The comparison with The Silmarillion isn’t wrong or presumptuous, and in fact I’d say that the difference is that Fire and Blood is actually intended to be read instead of mentally “decompressed”. It may be a piece of the history of a fictional world, but it seems as “real” as it could possibly be. It even includes the use of multiple primary sources of questionable reliability in a manner that’s close to perfection, making for a well-intentioned but nevertheless somewhat unreliable narrator and plenty of times letting the reader choose what to believe. This is clearly Martin in his comfort zone, eschewing action, rushing through even the most impactful and extraordinary scenes, in order to focus on worldbuilding, and most of all on a particular aspect of it, the royal court and the noble houses and lineages.

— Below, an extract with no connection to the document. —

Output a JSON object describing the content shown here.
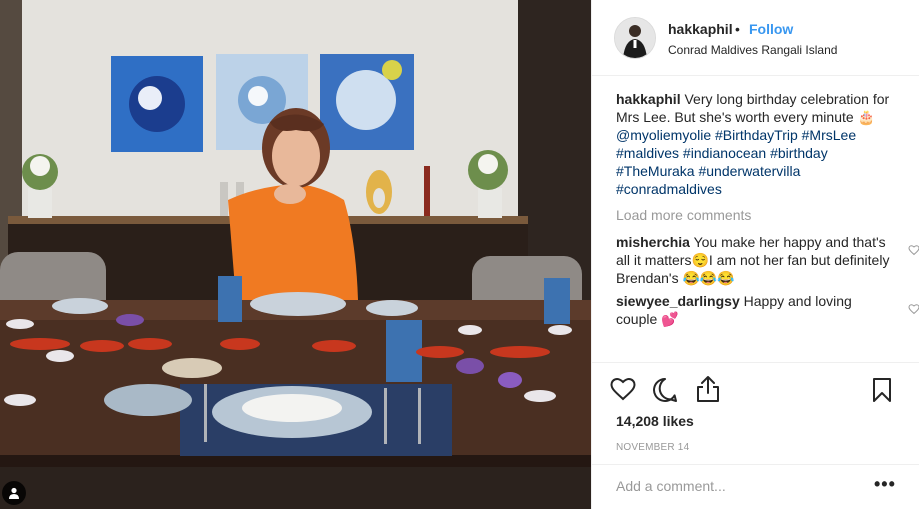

That said, the level of detail, and I’d say the overall quality, improves gradually, as if Martin figured more things out and found better ways to present them as he went along, which he pretty much admits even in the included interview. On the other hand, the flood of names is pretty much impossible to keep track of, or at least it was for me, and after a while I just stopped trying and started skipping over pretty much any enumeration of names that appeared. And, as a comment on the particular mass market paperback edition that I read, they could have picked a font that’s easier to read at such small sizes…